Toddler development and milestones: your 29-month-old

29 month old toddler behaviour isn't always easy to deal with. However, with a bit of understanding and some help from us, it'll be a breeze!

At 29 months old, toddlers can start to become moody, and it's not uncommon for them to whine or to get angry to get what they want. When it comes to 29 month old toddler behaviour, remember to have lots of patience, and try to understand things from your toddler's perspective.

Despite this stage's bad reputation, it isn't all tantrums and crying fits. Toddlers of this age have a wider vocabulary, and they'll try to express themselves as often as they could. This means they'll start to talk a lot more, and they'll also start using pronouns such as "I" or "me" to refer to themselves. 

Cognitive Development

In terms of cognitive development, 29-month-old toddlers should be able to understand a wide variety of words. They can usually express themselves verbally, albeit they won't be able to always speak in complete sentences.

You'll also start to see signs of self-sufficiency at this stage. Your little one might become insistent on dressing themselves, drinking from a cup by themselves, etc.

They won't always do it perfectly, and it can be a bit messy, but be sure to encourage their independence, as it helps boost their self-esteem. It also makes them feel more in control of themselves and their environment.

Toddlers also start to explore their world at this stage. If they see something that interests them, they'll quickly run towards it. They'll also start to check out various things around the house, so it's a good idea to make sure that anything dangerous is out of reach.

Social and Emotional Development

At this stage in your child's development, you may notice an increase in tantrums. That's because toddlers tend to experience many frustrations. Usually, this is because it's hard for them to understand their feelings, and also, they can't express themselves completely.

As far as 29 month old toddler behaviour is concerned, little ones this age can easily be calmed down, so long as you yourself keep calm and composed. The best way to calm your child down is to talk to them and be firm in explaining what behaviour you expect.

Don't shout or get angry at them whenever they have a tantrum, as it'll only make things worse. Speak calmly, but firmly, and make sure your toddler understands what you mean.

Toddlers also start to become more friendly at this stage, and they'll make friends with other kids they see. However, be wary of your toddler's safety, as toddlers can be too friendly at times. Always keep an eye on your kids at this stage, as some have a habit of walking up to strangers to try and make friends!

Speech and Language

At 29 months, toddlers already know a lot of words and are usually able to express themselves, albeit with some difficulty.

Try to include your 29-month-old in your conversations so that they feel involved. Plus it's a good way for them to develop their communication skills. 

This is also the age when they start to charm other people. They may even try to start conversations by themselves. Make it a point to talk during mealtime and to ask your toddler about their day.
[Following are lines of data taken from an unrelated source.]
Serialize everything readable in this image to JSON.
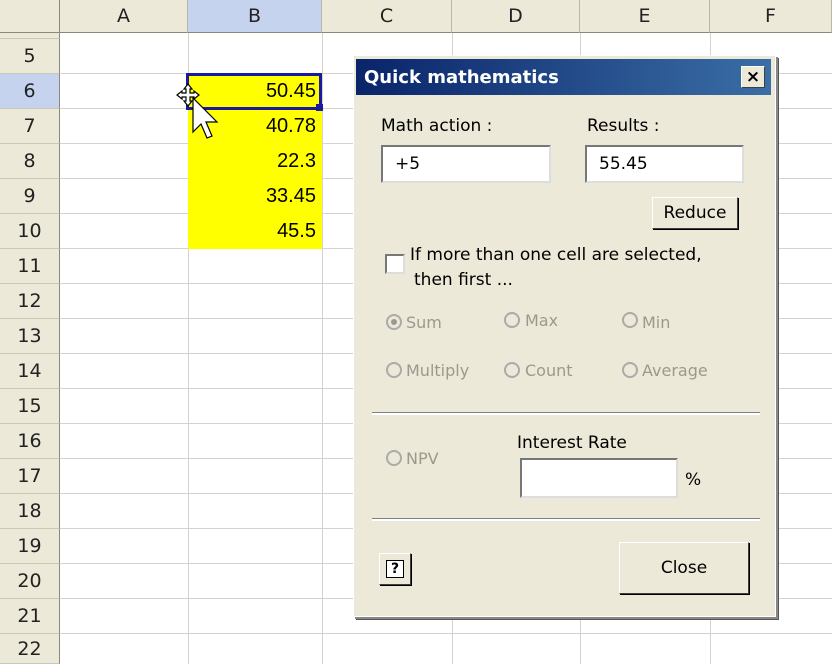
{
  "spreadsheet": {
    "columns": [
      "A",
      "B",
      "C",
      "D",
      "E",
      "F"
    ],
    "rows": [
      "5",
      "6",
      "7",
      "8",
      "9",
      "10",
      "11",
      "12",
      "13",
      "14",
      "15",
      "16",
      "17",
      "18",
      "19",
      "20",
      "21",
      "22"
    ],
    "cells_b": [
      "50.45",
      "40.78",
      "22.3",
      "33.45",
      "45.5"
    ],
    "highlight_color": "#ffff00",
    "selection_color": "#1a1aa0"
  },
  "dialog": {
    "title": "Quick mathematics",
    "close_x": "×",
    "math_action_label": "Math action :",
    "math_action_value": "+5",
    "results_label": "Results :",
    "results_value": "55.45",
    "reduce_label": "Reduce",
    "multi_cell_text_1": "If more than one cell are selected,",
    "multi_cell_text_2": "then first ...",
    "radio_sum": "Sum",
    "radio_max": "Max",
    "radio_min": "Min",
    "radio_multiply": "Multiply",
    "radio_count": "Count",
    "radio_average": "Average",
    "radio_npv": "NPV",
    "interest_rate_label": "Interest Rate",
    "interest_rate_value": "",
    "percent_sign": "%",
    "help_label": "?",
    "close_label": "Close"
  }
}
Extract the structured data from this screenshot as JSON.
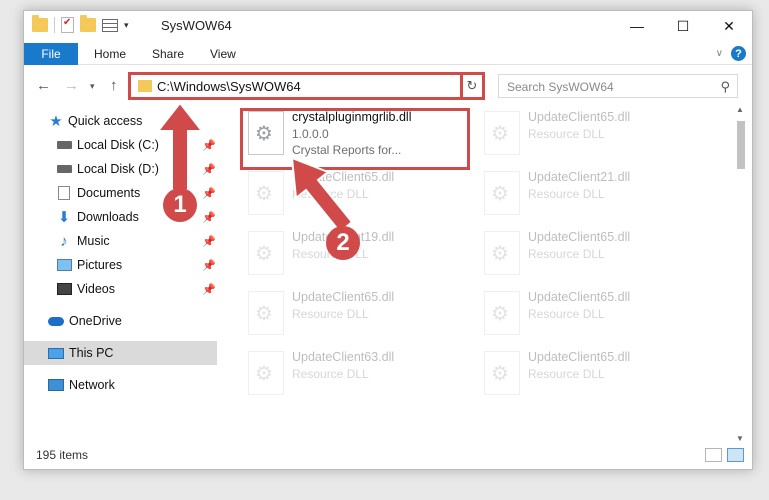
{
  "window": {
    "title": "SysWOW64"
  },
  "ribbon": {
    "file_label": "File",
    "tabs": [
      "Home",
      "Share",
      "View"
    ]
  },
  "nav": {
    "address": "C:\\Windows\\SysWOW64",
    "search_placeholder": "Search SysWOW64"
  },
  "sidebar": {
    "items": [
      {
        "label": "Quick access",
        "icon": "star-icon",
        "pinned": false
      },
      {
        "label": "Local Disk (C:)",
        "icon": "drive-icon",
        "pinned": true
      },
      {
        "label": "Local Disk (D:)",
        "icon": "drive-icon",
        "pinned": true
      },
      {
        "label": "Documents",
        "icon": "documents-icon",
        "pinned": true
      },
      {
        "label": "Downloads",
        "icon": "download-icon",
        "pinned": true
      },
      {
        "label": "Music",
        "icon": "music-icon",
        "pinned": true
      },
      {
        "label": "Pictures",
        "icon": "pictures-icon",
        "pinned": true
      },
      {
        "label": "Videos",
        "icon": "videos-icon",
        "pinned": true
      },
      {
        "label": "OneDrive",
        "icon": "cloud-icon",
        "pinned": false
      },
      {
        "label": "This PC",
        "icon": "computer-icon",
        "pinned": false
      },
      {
        "label": "Network",
        "icon": "network-icon",
        "pinned": false
      }
    ]
  },
  "files": [
    {
      "name": "crystalpluginmgrlib.dll",
      "line2": "1.0.0.0",
      "line3": "Crystal Reports for...",
      "highlight": true
    },
    {
      "name": "UpdateClient65.dll",
      "line2": "Resource DLL",
      "line3": ""
    },
    {
      "name": "UpdateClient65.dll",
      "line2": "Resource DLL",
      "line3": ""
    },
    {
      "name": "UpdateClient21.dll",
      "line2": "Resource DLL",
      "line3": ""
    },
    {
      "name": "UpdateClient19.dll",
      "line2": "Resource DLL",
      "line3": ""
    },
    {
      "name": "UpdateClient65.dll",
      "line2": "Resource DLL",
      "line3": ""
    },
    {
      "name": "UpdateClient65.dll",
      "line2": "Resource DLL",
      "line3": ""
    },
    {
      "name": "UpdateClient65.dll",
      "line2": "Resource DLL",
      "line3": ""
    },
    {
      "name": "UpdateClient63.dll",
      "line2": "Resource DLL",
      "line3": ""
    },
    {
      "name": "UpdateClient65.dll",
      "line2": "Resource DLL",
      "line3": ""
    }
  ],
  "status": {
    "item_count": "195 items"
  },
  "annotations": {
    "step1": "1",
    "step2": "2",
    "color": "#d14a4a"
  }
}
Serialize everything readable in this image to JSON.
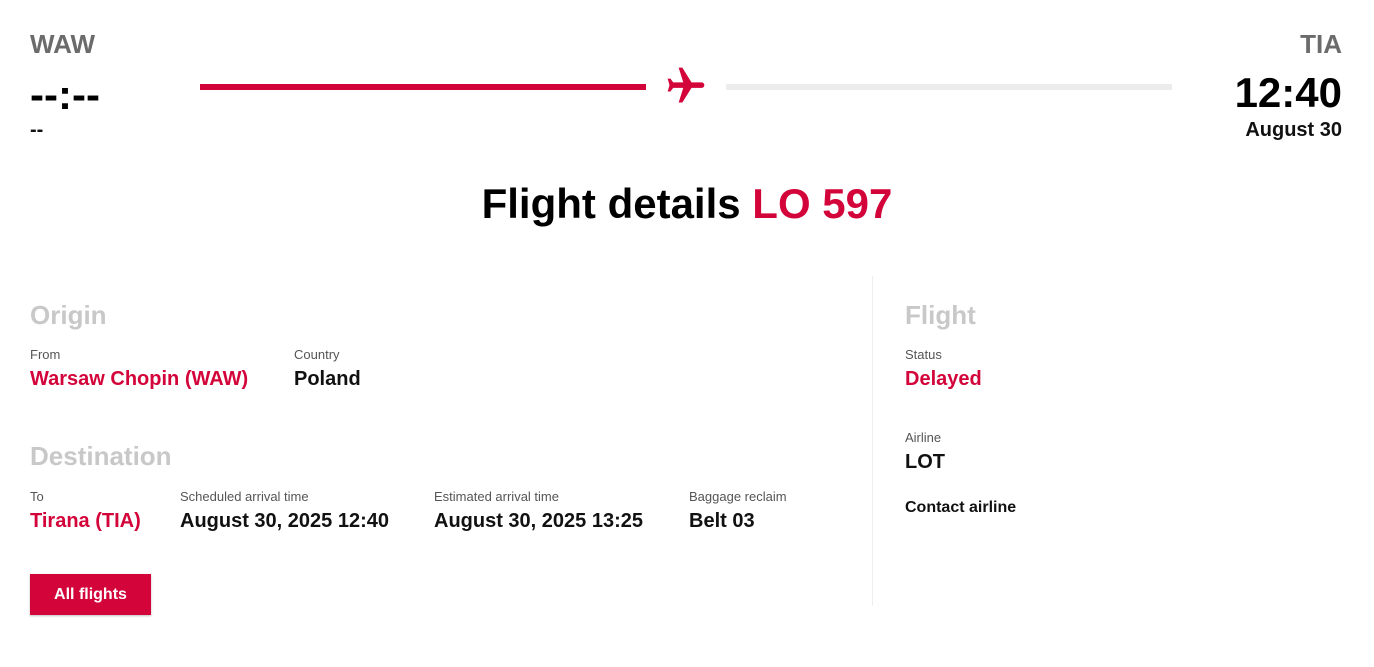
{
  "route": {
    "origin_code": "WAW",
    "destination_code": "TIA",
    "departure_time": "--:--",
    "departure_date": "--",
    "arrival_time": "12:40",
    "arrival_date": "August 30",
    "progress": 0.5
  },
  "title": {
    "prefix": "Flight details",
    "flight_number": "LO 597"
  },
  "origin": {
    "heading": "Origin",
    "from_label": "From",
    "from_value": "Warsaw Chopin (WAW)",
    "country_label": "Country",
    "country_value": "Poland"
  },
  "destination": {
    "heading": "Destination",
    "to_label": "To",
    "to_value": "Tirana (TIA)",
    "scheduled_label": "Scheduled arrival time",
    "scheduled_value": "August 30, 2025 12:40",
    "estimated_label": "Estimated arrival time",
    "estimated_value": "August 30, 2025 13:25",
    "baggage_label": "Baggage reclaim",
    "baggage_value": "Belt 03"
  },
  "flight": {
    "heading": "Flight",
    "status_label": "Status",
    "status_value": "Delayed",
    "airline_label": "Airline",
    "airline_value": "LOT",
    "contact_link": "Contact airline"
  },
  "actions": {
    "all_flights_button": "All flights"
  },
  "colors": {
    "accent": "#d3043a",
    "heading_muted": "#c8c8c8",
    "track_remaining": "#ececec"
  },
  "icons": {
    "plane": "plane-icon"
  }
}
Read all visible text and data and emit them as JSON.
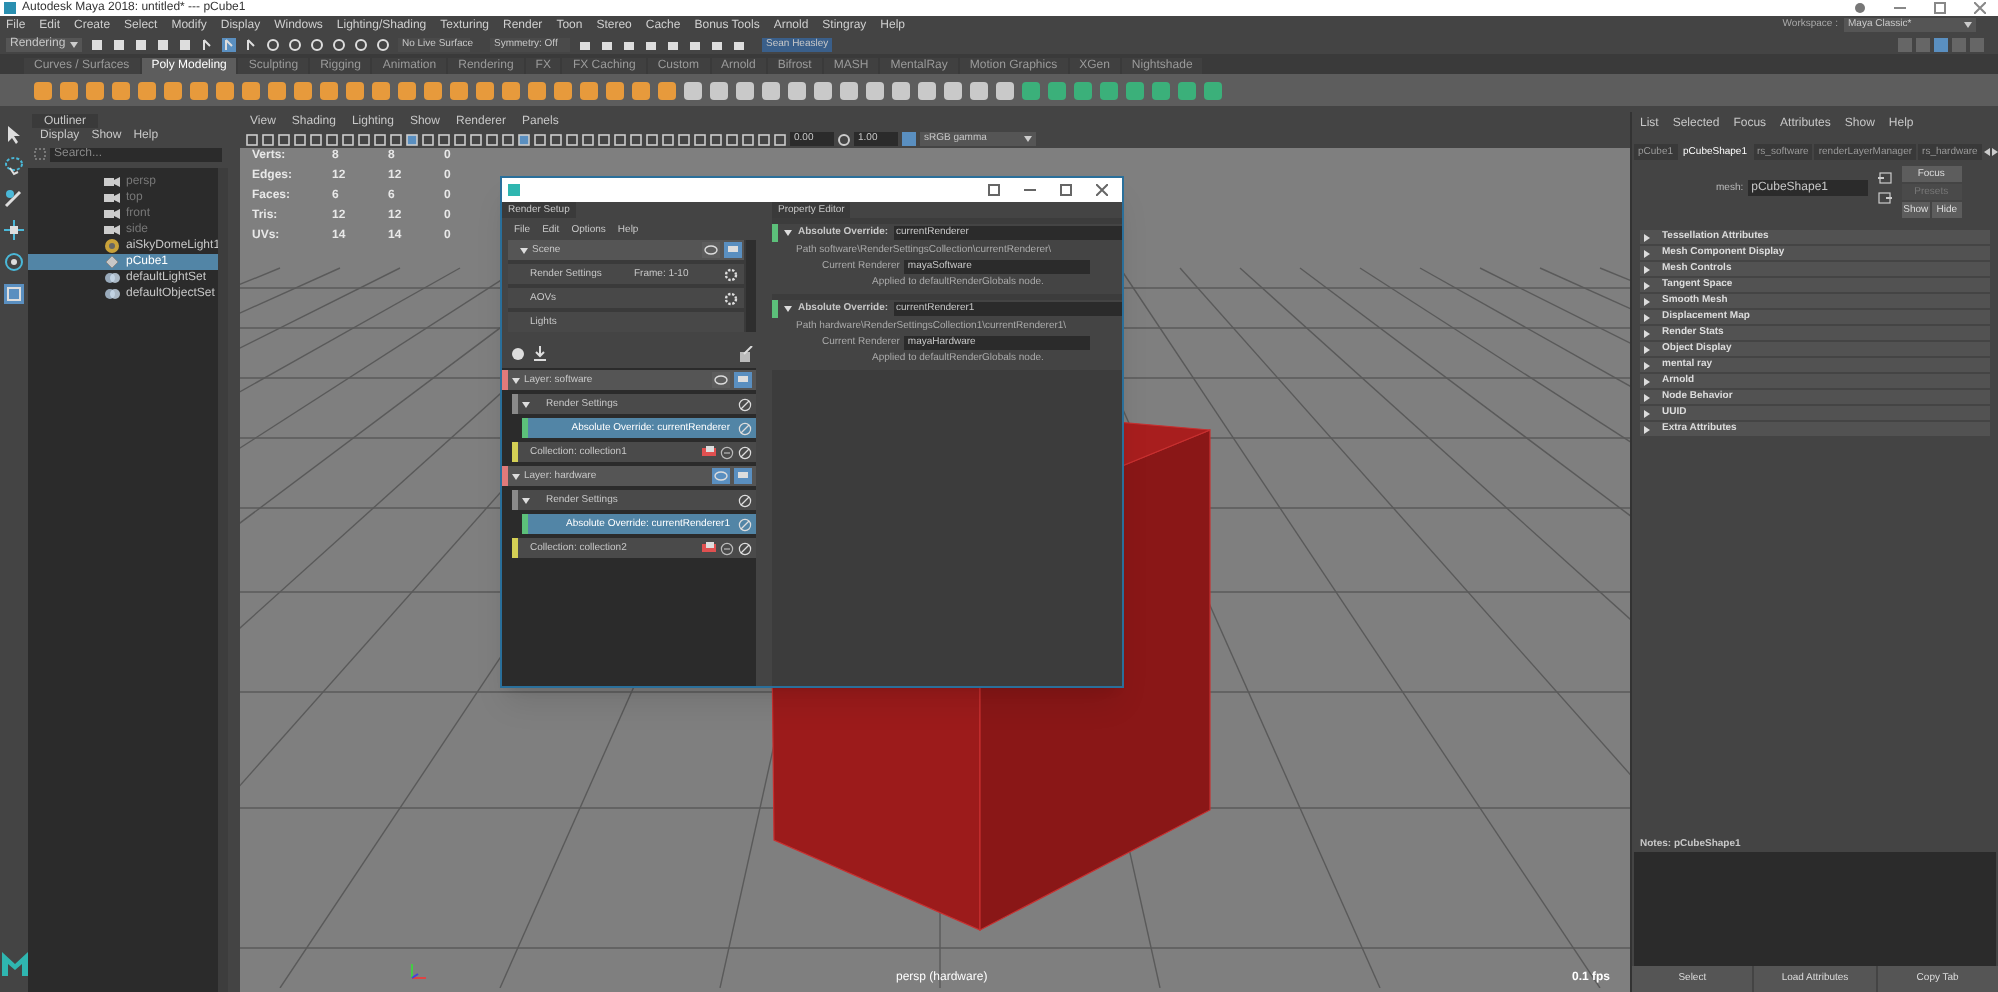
{
  "window": {
    "title": "Autodesk Maya 2018: untitled*   ---   pCube1"
  },
  "menu_bar": [
    "File",
    "Edit",
    "Create",
    "Select",
    "Modify",
    "Display",
    "Windows",
    "Lighting/Shading",
    "Texturing",
    "Render",
    "Toon",
    "Stereo",
    "Cache",
    "Bonus Tools",
    "Arnold",
    "Stingray",
    "Help"
  ],
  "workspace": {
    "label": "Workspace :",
    "value": "Maya Classic*"
  },
  "status_line": {
    "mode": "Rendering",
    "live_surface": "No Live Surface",
    "symmetry": "Symmetry: Off",
    "user": "Sean Heasley"
  },
  "shelf": {
    "tabs": [
      {
        "label": "Curves / Surfaces",
        "selected": false
      },
      {
        "label": "Poly Modeling",
        "selected": true
      },
      {
        "label": "Sculpting",
        "selected": false
      },
      {
        "label": "Rigging",
        "selected": false
      },
      {
        "label": "Animation",
        "selected": false
      },
      {
        "label": "Rendering",
        "selected": false
      },
      {
        "label": "FX",
        "selected": false
      },
      {
        "label": "FX Caching",
        "selected": false
      },
      {
        "label": "Custom",
        "selected": false
      },
      {
        "label": "Arnold",
        "selected": false
      },
      {
        "label": "Bifrost",
        "selected": false
      },
      {
        "label": "MASH",
        "selected": false
      },
      {
        "label": "MentalRay",
        "selected": false
      },
      {
        "label": "Motion Graphics",
        "selected": false
      },
      {
        "label": "XGen",
        "selected": false
      },
      {
        "label": "Nightshade",
        "selected": false
      }
    ]
  },
  "outliner": {
    "title": "Outliner",
    "menu": [
      "Display",
      "Show",
      "Help"
    ],
    "search": {
      "placeholder": "Search..."
    },
    "items": [
      {
        "label": "persp",
        "kind": "camera",
        "dimmed": true,
        "selected": false
      },
      {
        "label": "top",
        "kind": "camera",
        "dimmed": true,
        "selected": false
      },
      {
        "label": "front",
        "kind": "camera",
        "dimmed": true,
        "selected": false
      },
      {
        "label": "side",
        "kind": "camera",
        "dimmed": true,
        "selected": false
      },
      {
        "label": "aiSkyDomeLight1",
        "kind": "light",
        "dimmed": false,
        "selected": false
      },
      {
        "label": "pCube1",
        "kind": "mesh",
        "dimmed": false,
        "selected": true
      },
      {
        "label": "defaultLightSet",
        "kind": "set",
        "dimmed": false,
        "selected": false
      },
      {
        "label": "defaultObjectSet",
        "kind": "set",
        "dimmed": false,
        "selected": false
      }
    ]
  },
  "viewport": {
    "menu": [
      "View",
      "Shading",
      "Lighting",
      "Show",
      "Renderer",
      "Panels"
    ],
    "exposure": "0.00",
    "gamma": "1.00",
    "color_space": "sRGB gamma",
    "hud": [
      {
        "label": "Verts:",
        "values": [
          "8",
          "8",
          "0"
        ]
      },
      {
        "label": "Edges:",
        "values": [
          "12",
          "12",
          "0"
        ]
      },
      {
        "label": "Faces:",
        "values": [
          "6",
          "6",
          "0"
        ]
      },
      {
        "label": "Tris:",
        "values": [
          "12",
          "12",
          "0"
        ]
      },
      {
        "label": "UVs:",
        "values": [
          "14",
          "14",
          "0"
        ]
      }
    ],
    "camera": "persp (hardware)",
    "fps": "0.1 fps"
  },
  "render_setup": {
    "tab": "Render Setup",
    "menu": [
      "File",
      "Edit",
      "Options",
      "Help"
    ],
    "scene": {
      "label": "Scene",
      "visible": false,
      "renderable": true,
      "rows": [
        {
          "label": "Render Settings",
          "value": "Frame: 1-10"
        },
        {
          "label": "AOVs"
        },
        {
          "label": "Lights"
        }
      ]
    },
    "layers": [
      {
        "label": "Layer:  software",
        "visible": false,
        "renderable": true,
        "children": [
          {
            "kind": "settings",
            "label": "Render Settings",
            "selected": false
          },
          {
            "kind": "override",
            "label": "Absolute Override:  currentRenderer",
            "selected": true
          },
          {
            "kind": "collection",
            "label": "Collection:  collection1",
            "selected": false
          }
        ]
      },
      {
        "label": "Layer:  hardware",
        "visible": true,
        "renderable": true,
        "children": [
          {
            "kind": "settings",
            "label": "Render Settings",
            "selected": false
          },
          {
            "kind": "override",
            "label": "Absolute Override:  currentRenderer1",
            "selected": true
          },
          {
            "kind": "collection",
            "label": "Collection:  collection2",
            "selected": false
          }
        ]
      }
    ]
  },
  "property_editor": {
    "tab": "Property Editor",
    "overrides": [
      {
        "label": "Absolute Override:",
        "value": "currentRenderer",
        "path": "Path software\\RenderSettingsCollection\\currentRenderer\\",
        "field_label": "Current Renderer",
        "field_value": "mayaSoftware",
        "note": "Applied to defaultRenderGlobals node."
      },
      {
        "label": "Absolute Override:",
        "value": "currentRenderer1",
        "path": "Path hardware\\RenderSettingsCollection1\\currentRenderer1\\",
        "field_label": "Current Renderer",
        "field_value": "mayaHardware",
        "note": "Applied to defaultRenderGlobals node."
      }
    ]
  },
  "attribute_editor": {
    "menu": [
      "List",
      "Selected",
      "Focus",
      "Attributes",
      "Show",
      "Help"
    ],
    "tabs": [
      {
        "label": "pCube1",
        "selected": false
      },
      {
        "label": "pCubeShape1",
        "selected": true
      },
      {
        "label": "rs_software",
        "selected": false
      },
      {
        "label": "renderLayerManager",
        "selected": false
      },
      {
        "label": "rs_hardware",
        "selected": false
      }
    ],
    "node_type": "mesh:",
    "node_name": "pCubeShape1",
    "buttons": [
      {
        "label": "Focus",
        "disabled": false
      },
      {
        "label": "Presets",
        "disabled": true
      },
      {
        "label": "Show",
        "disabled": false
      },
      {
        "label": "Hide",
        "disabled": false
      }
    ],
    "sections": [
      "Tessellation Attributes",
      "Mesh Component Display",
      "Mesh Controls",
      "Tangent Space",
      "Smooth Mesh",
      "Displacement Map",
      "Render Stats",
      "Object Display",
      "mental ray",
      "Arnold",
      "Node Behavior",
      "UUID",
      "Extra Attributes"
    ],
    "notes": "Notes:  pCubeShape1",
    "bottom_buttons": [
      "Select",
      "Load Attributes",
      "Copy Tab"
    ]
  }
}
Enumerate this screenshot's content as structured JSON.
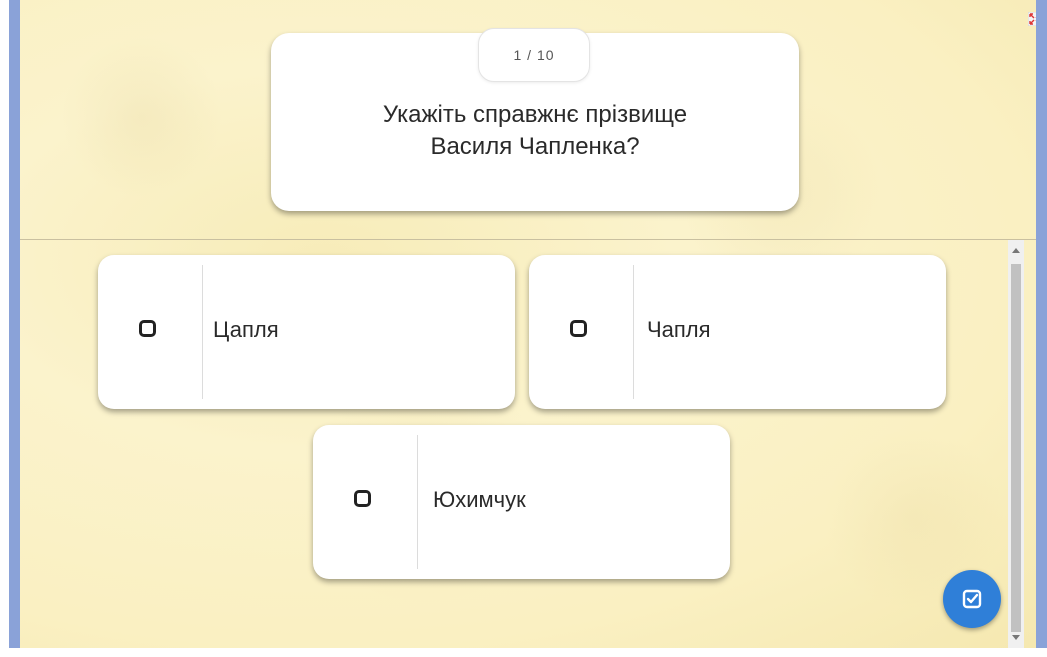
{
  "quiz": {
    "counter": "1 / 10",
    "question_line1": "Укажіть справжнє прізвище",
    "question_line2": "Василя Чапленка?"
  },
  "options": [
    {
      "label": "Цапля",
      "checked": false
    },
    {
      "label": "Чапля",
      "checked": false
    },
    {
      "label": "Юхимчук",
      "checked": false
    }
  ],
  "colors": {
    "background": "#faf0c2",
    "accent": "#2f7fd8",
    "frame": "#8aa2d8"
  },
  "icons": {
    "fullscreen": "fullscreen-icon",
    "submit": "check-square-icon",
    "option_checkbox": "checkbox-icon"
  }
}
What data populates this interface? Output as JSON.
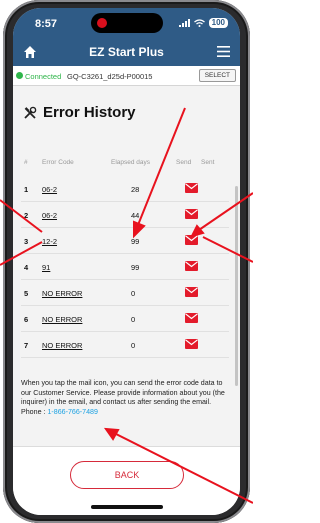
{
  "status_bar": {
    "time": "8:57",
    "battery": "100"
  },
  "app": {
    "title": "EZ Start Plus"
  },
  "connection": {
    "status": "Connected",
    "device": "GQ-C3261_d25d-P00015",
    "select_label": "SELECT"
  },
  "page": {
    "title": "Error History"
  },
  "table": {
    "headers": {
      "index": "#",
      "code": "Error Code",
      "days": "Elapsed days",
      "send": "Send",
      "sent": "Sent"
    },
    "rows": [
      {
        "index": "1",
        "code": "06-2",
        "days": "28"
      },
      {
        "index": "2",
        "code": "06-2",
        "days": "44"
      },
      {
        "index": "3",
        "code": "12-2",
        "days": "99"
      },
      {
        "index": "4",
        "code": "91",
        "days": "99"
      },
      {
        "index": "5",
        "code": "NO ERROR",
        "days": "0"
      },
      {
        "index": "6",
        "code": "NO ERROR",
        "days": "0"
      },
      {
        "index": "7",
        "code": "NO ERROR",
        "days": "0"
      }
    ]
  },
  "info": {
    "text": "When you tap the mail icon, you can send the error code data to our Customer Service. Please provide information about you (the inquirer) in the email, and contact us after sending the email.",
    "phone_label": "Phone : ",
    "phone_number": "1-866-766-7489"
  },
  "back_label": "BACK",
  "colors": {
    "header": "#2f5b86",
    "accent_red": "#d62a3a",
    "connected_green": "#2fb54a",
    "link_blue": "#1ba1e2",
    "annotation_red": "#e8121e"
  }
}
This helps them practice their words and is also a good way for you to teach them new things.

Health and Nutrition

At this age, toddlers may start getting fussy with food, especially fruits and veggies. If you used to cut up fruits and veggies into tiny pieces so that they won't taste them, you'll find that it might not work anymore.

This can be stressful for a lot of parents, since they start to worry if their child is indeed getting enough nutrition.

In these situations, it's better to be patient and just give it time. It can be very frustrating if your child constantly rejects the food you're giving, but it's better than trying to force them to eat what's in front of them.

That's because forcing them to finish their food can create a negative association with the food they eat. They might grow up connecting the negative experience to vegetables or fruits, which can lead to them disliking those types of foods even more.

Try to avoid giving too many snacks to your child. Focus on making sure they eat properly during mealtime instead.

Tips for Parents

First off, they don't call it the "terrible twos" for nothing! At 29 months, your child's behaviour can seem very different from what it was a few months back.

The key here is remaining calm, composed, and understanding why your child is behaving in a specific way. 

Try to avoid shouting or getting angry at them whenever they have tantrums or if they refuse to eat the food you're giving them. Do your best to keep calm, and be patient. A good thing to remember is that "persistence is key."

Encourage your child to make friends with other kids their age. You can also try and enroll them in playschools so that they have an opportunity to socialise with other children. Having good social skills at a young age can be very helpful when they're older, especially when your child starts going to school.

It's also a good idea to encourage independence in your child. Don't be afraid to let them explore and try out new things. However, make sure that you're always keeping an eye on them and that their safety is your number one concern.

Your toddler's previous month: 27 months

Your toddler's next month: 30 months